Weeks 12-19: We wait, usually six to eight weeks while immigration officials consider the application. As a responsible, community-minded employer (nearly 70 percent of our staff is Caymanian), Pinnacle Media ensures that our applications meet all legal requirements. Accordingly, when we apply for work permits, almost all of them are approved.
Weeks 20-24: At this point, our new incoming Senior Reporter gives notice to their current employer – if they are honorable, usually two to four weeks. They book plane tickets, prepare for the importation of household possessions and arrange for their accommodations on the island.
Nearly half a year after we identified the vacant position, our new Senior Reporter eventually arrives in Cayman.

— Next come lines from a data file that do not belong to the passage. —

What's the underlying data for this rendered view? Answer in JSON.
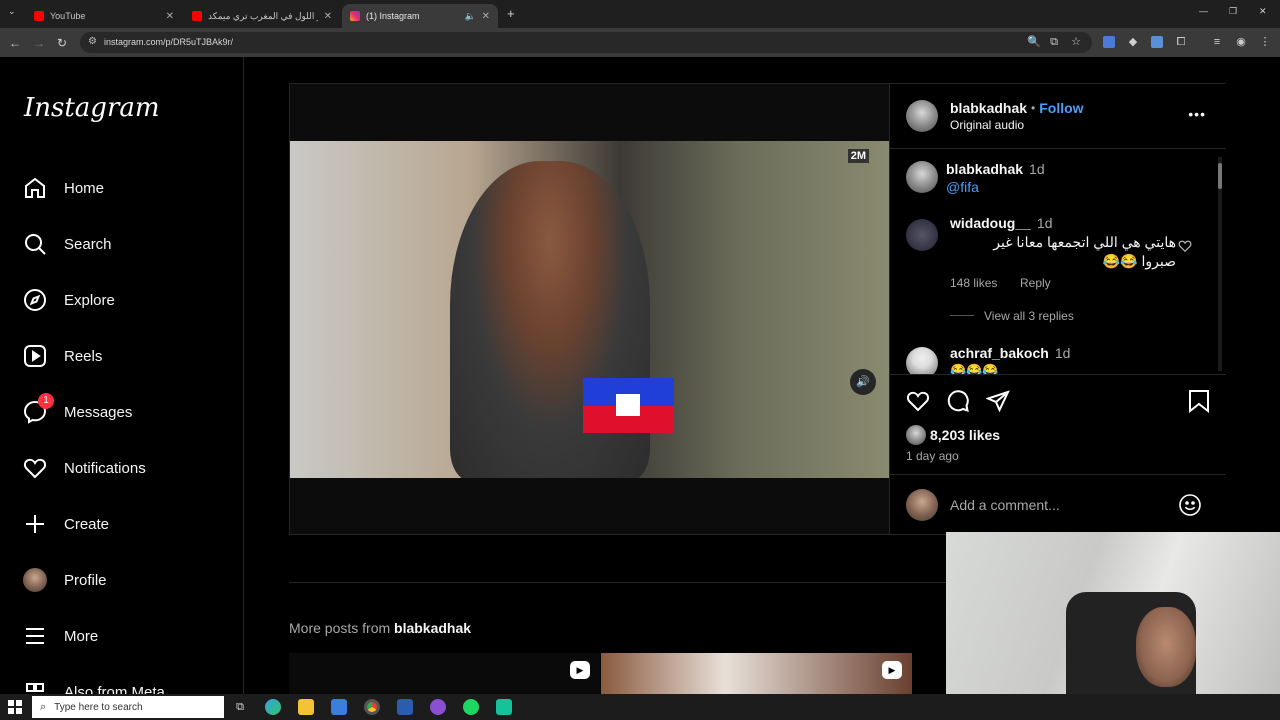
{
  "browser": {
    "tabs": [
      {
        "title": "YouTube",
        "favicon": "youtube-icon",
        "active": false
      },
      {
        "title": "نهار اللول في المغرب تري ميمكد",
        "favicon": "youtube-icon",
        "active": false
      },
      {
        "title": "(1) Instagram",
        "favicon": "instagram-icon",
        "active": true
      }
    ],
    "new_tab_label": "+",
    "url": "instagram.com/p/DR5uTJBAk9r/"
  },
  "sidebar": {
    "logo": "Instagram",
    "items": [
      {
        "label": "Home",
        "icon": "home-icon"
      },
      {
        "label": "Search",
        "icon": "search-icon"
      },
      {
        "label": "Explore",
        "icon": "compass-icon"
      },
      {
        "label": "Reels",
        "icon": "reels-icon"
      },
      {
        "label": "Messages",
        "icon": "messenger-icon",
        "badge": "1"
      },
      {
        "label": "Notifications",
        "icon": "heart-icon"
      },
      {
        "label": "Create",
        "icon": "plus-icon"
      },
      {
        "label": "Profile",
        "icon": "avatar-icon"
      },
      {
        "label": "More",
        "icon": "menu-icon"
      },
      {
        "label": "Also from Meta",
        "icon": "meta-icon"
      }
    ]
  },
  "post": {
    "author": "blabkadhak",
    "separator": "•",
    "follow_label": "Follow",
    "audio": "Original audio",
    "options_label": "•••",
    "video_logo": "2M",
    "comments": [
      {
        "user": "blabkadhak",
        "time": "1d",
        "text": "@fifa"
      },
      {
        "user": "widadoug__",
        "time": "1d",
        "text": "هايتي هي اللي اتجمعها معانا غير صبروا 😂😂",
        "likes": "148 likes",
        "reply_label": "Reply",
        "view_replies": "View all 3 replies"
      },
      {
        "user": "achraf_bakoch",
        "time": "1d",
        "text": "😂😂😂"
      }
    ],
    "likes": "8,203 likes",
    "posted": "1 day ago",
    "add_comment_placeholder": "Add a comment..."
  },
  "more_posts": {
    "prefix": "More posts from",
    "user": "blabkadhak"
  },
  "taskbar": {
    "search_placeholder": "Type here to search"
  },
  "colors": {
    "accent_blue": "#4f9df4",
    "badge_red": "#ff3040",
    "background": "#000000"
  }
}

Importantly, if the new employee has children, then they must be enrolled in private school because of Cayman’s segregated educational system. Paying private school tuition immediately reduces a relatively lucrative salary into borderline subsistence wages, and that requirement alone eliminates a large quantity of otherwise qualified applicants.
In light of this, it is understandable that nearly every employer would prefer to hire Caymanian candidates. The effort, the expense and the time it takes to employ a foreign worker is close to prohibitive.
And yet, the country is brimming with more than 20,000 workers on permits, each having gone through the same hoops, hurdles and mazes we listed above. They are here, of course, because employers simply must have qualified personnel in their critical positions.
The six to eight weeks it takes to get a decision on a permit application is crucial, if not crippling, since the applicant cannot give notice to his current employer until he can be assured he will be allowed to live and work in the Cayman Islands. This simple conundrum can add up to three months to an already lengthy process.
And, Heaven help employers if the foreign worker does not work out, and the process must begin anew …